Count the lines below that contain the word "Selection". Give only the number.

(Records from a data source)
━━━━━━━━━━

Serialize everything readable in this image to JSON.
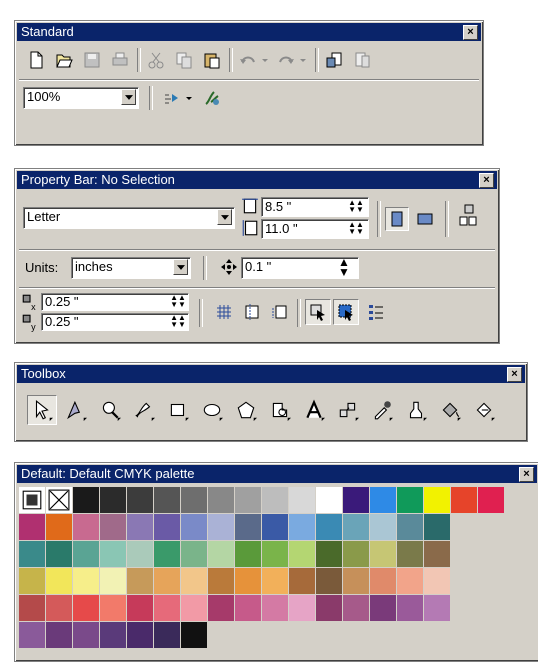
{
  "standard": {
    "title": "Standard",
    "close": "×",
    "tools": [
      {
        "name": "new-document-icon"
      },
      {
        "name": "open-icon"
      },
      {
        "name": "save-icon"
      },
      {
        "name": "print-icon"
      },
      {
        "name": "cut-icon"
      },
      {
        "name": "copy-icon"
      },
      {
        "name": "paste-icon"
      },
      {
        "name": "undo-icon"
      },
      {
        "name": "redo-icon"
      },
      {
        "name": "import-icon"
      },
      {
        "name": "export-icon"
      }
    ],
    "zoom_value": "100%"
  },
  "property_bar": {
    "title": "Property Bar: No Selection",
    "close": "×",
    "paper_size": "Letter",
    "width": "8.5 \"",
    "height": "11.0 \"",
    "units_label": "Units:",
    "units_value": "inches",
    "nudge": "0.1 \"",
    "dup_x": "0.25 \"",
    "dup_y": "0.25 \""
  },
  "toolbox": {
    "title": "Toolbox",
    "close": "×",
    "tools": [
      {
        "name": "pick-tool-icon"
      },
      {
        "name": "shape-tool-icon"
      },
      {
        "name": "zoom-tool-icon"
      },
      {
        "name": "freehand-tool-icon"
      },
      {
        "name": "rectangle-tool-icon"
      },
      {
        "name": "ellipse-tool-icon"
      },
      {
        "name": "polygon-tool-icon"
      },
      {
        "name": "basic-shapes-tool-icon"
      },
      {
        "name": "text-tool-icon"
      },
      {
        "name": "interactive-blend-tool-icon"
      },
      {
        "name": "eyedropper-tool-icon"
      },
      {
        "name": "outline-tool-icon"
      },
      {
        "name": "fill-tool-icon"
      },
      {
        "name": "interactive-fill-tool-icon"
      }
    ]
  },
  "palette": {
    "title": "Default: Default CMYK palette",
    "close": "×",
    "rows": [
      [
        "#1a1a1a",
        "#2b2b2b",
        "#3c3c3c",
        "#555555",
        "#6e6e6e",
        "#888888",
        "#a0a0a0",
        "#bdbdbd",
        "#d8d8d8",
        "#ffffff",
        "#3a1a7a",
        "#2e8ae6",
        "#109a5a",
        "#f2f200",
        "#e6442a",
        "#e02050"
      ],
      [
        "#b03070",
        "#e06a1a",
        "#c86a90",
        "#a06a8a",
        "#8a78b4",
        "#6a5aa6",
        "#7a8ac8",
        "#aab2d6",
        "#5a6a8a",
        "#3a5aa6",
        "#7aaae0",
        "#3a8ab4",
        "#6aa4b8",
        "#aac6d4",
        "#5a8a9a",
        "#2a6a6a"
      ],
      [
        "#3a8a8a",
        "#2a7a6a",
        "#5aa494",
        "#8ac6b4",
        "#aacaba",
        "#3a9a6a",
        "#7ab48a",
        "#b4d6a4",
        "#5a9a3a",
        "#7ab44a",
        "#b4d672",
        "#4a6a2a",
        "#8a9a4a",
        "#c6c674",
        "#7a7a4a",
        "#8a6a4a"
      ],
      [
        "#c6b44a",
        "#f2e65a",
        "#f6ee8a",
        "#f2f2b4",
        "#c69a5a",
        "#e6a45a",
        "#f2c68a",
        "#ba7a3a",
        "#e6923a",
        "#f2b05a",
        "#a66a3a",
        "#7a5a3a",
        "#c6905a",
        "#e08a6a",
        "#f2a48a",
        "#f2c6b4"
      ],
      [
        "#b44a4a",
        "#d45a5a",
        "#e64a4a",
        "#f27a6a",
        "#c63a5a",
        "#e66a7a",
        "#f29aa6",
        "#a63a6a",
        "#c65a8a",
        "#d47aa4",
        "#e6a4c6",
        "#8a3a6a",
        "#a65a8a",
        "#7a3a7a",
        "#9a5a9a",
        "#b47ab4"
      ],
      [
        "#8a5a9a",
        "#6a3a7a",
        "#7a4a8a",
        "#5a3a7a",
        "#4a2a6a",
        "#3a2a5a",
        "#111111"
      ]
    ]
  }
}
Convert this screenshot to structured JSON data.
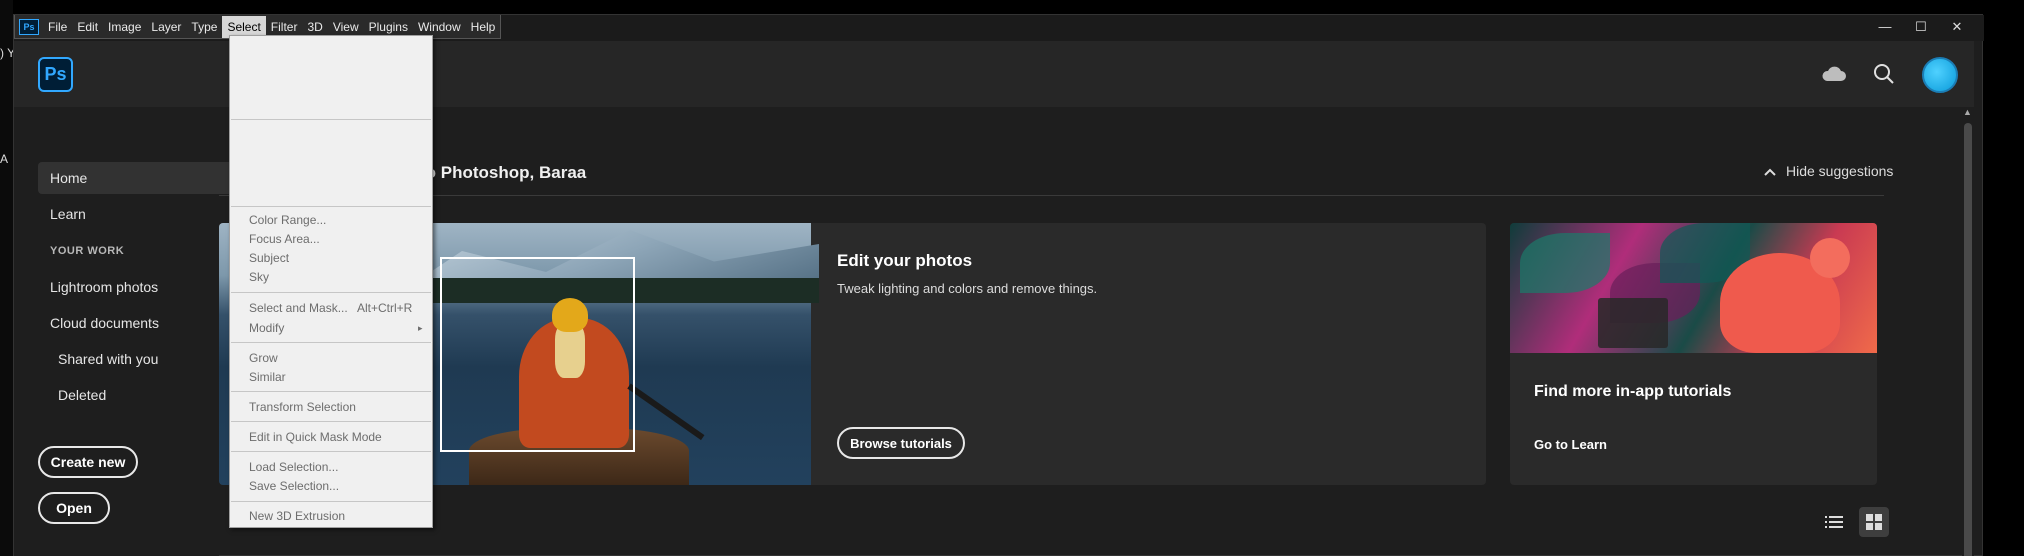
{
  "menubar": {
    "items": [
      "File",
      "Edit",
      "Image",
      "Layer",
      "Type",
      "Select",
      "Filter",
      "3D",
      "View",
      "Plugins",
      "Window",
      "Help"
    ],
    "active": "Select"
  },
  "desktop_fragments": [
    ") Y",
    "A"
  ],
  "window_controls": [
    "—",
    "☐",
    "✕"
  ],
  "app": {
    "logo": "Ps"
  },
  "sidebar": {
    "home": "Home",
    "learn": "Learn",
    "your_work": "YOUR WORK",
    "lightroom": "Lightroom photos",
    "cloud_docs": "Cloud documents",
    "shared": "Shared with you",
    "deleted": "Deleted",
    "create_new": "Create new",
    "open": "Open"
  },
  "main": {
    "welcome": "to Photoshop, Baraa",
    "hide_suggestions": "Hide suggestions",
    "card1": {
      "title": "Edit your photos",
      "desc": "Tweak lighting and colors and remove things.",
      "button": "Browse tutorials"
    },
    "card2": {
      "title": "Find more in-app tutorials",
      "link": "Go to Learn"
    }
  },
  "select_menu": {
    "items": [
      {
        "label": "Color Range..."
      },
      {
        "label": "Focus Area..."
      },
      {
        "label": "Subject"
      },
      {
        "label": "Sky"
      },
      {
        "label": "Select and Mask...",
        "shortcut": "Alt+Ctrl+R"
      },
      {
        "label": "Modify",
        "submenu": "▸"
      },
      {
        "label": "Grow"
      },
      {
        "label": "Similar"
      },
      {
        "label": "Transform Selection"
      },
      {
        "label": "Edit in Quick Mask Mode"
      },
      {
        "label": "Load Selection..."
      },
      {
        "label": "Save Selection..."
      },
      {
        "label": "New 3D Extrusion"
      }
    ]
  },
  "colors": {
    "accent": "#31a8ff",
    "background": "#1e1e1e",
    "menu_bg": "#f0f0f0"
  },
  "icons": {
    "cloud": "cloud-icon",
    "search": "search-icon",
    "chevron_up": "chevron-up-icon",
    "list_view": "list-view-icon",
    "grid_view": "grid-view-icon"
  }
}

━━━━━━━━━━

## SOLUTION FOR THIS EXERCISE
4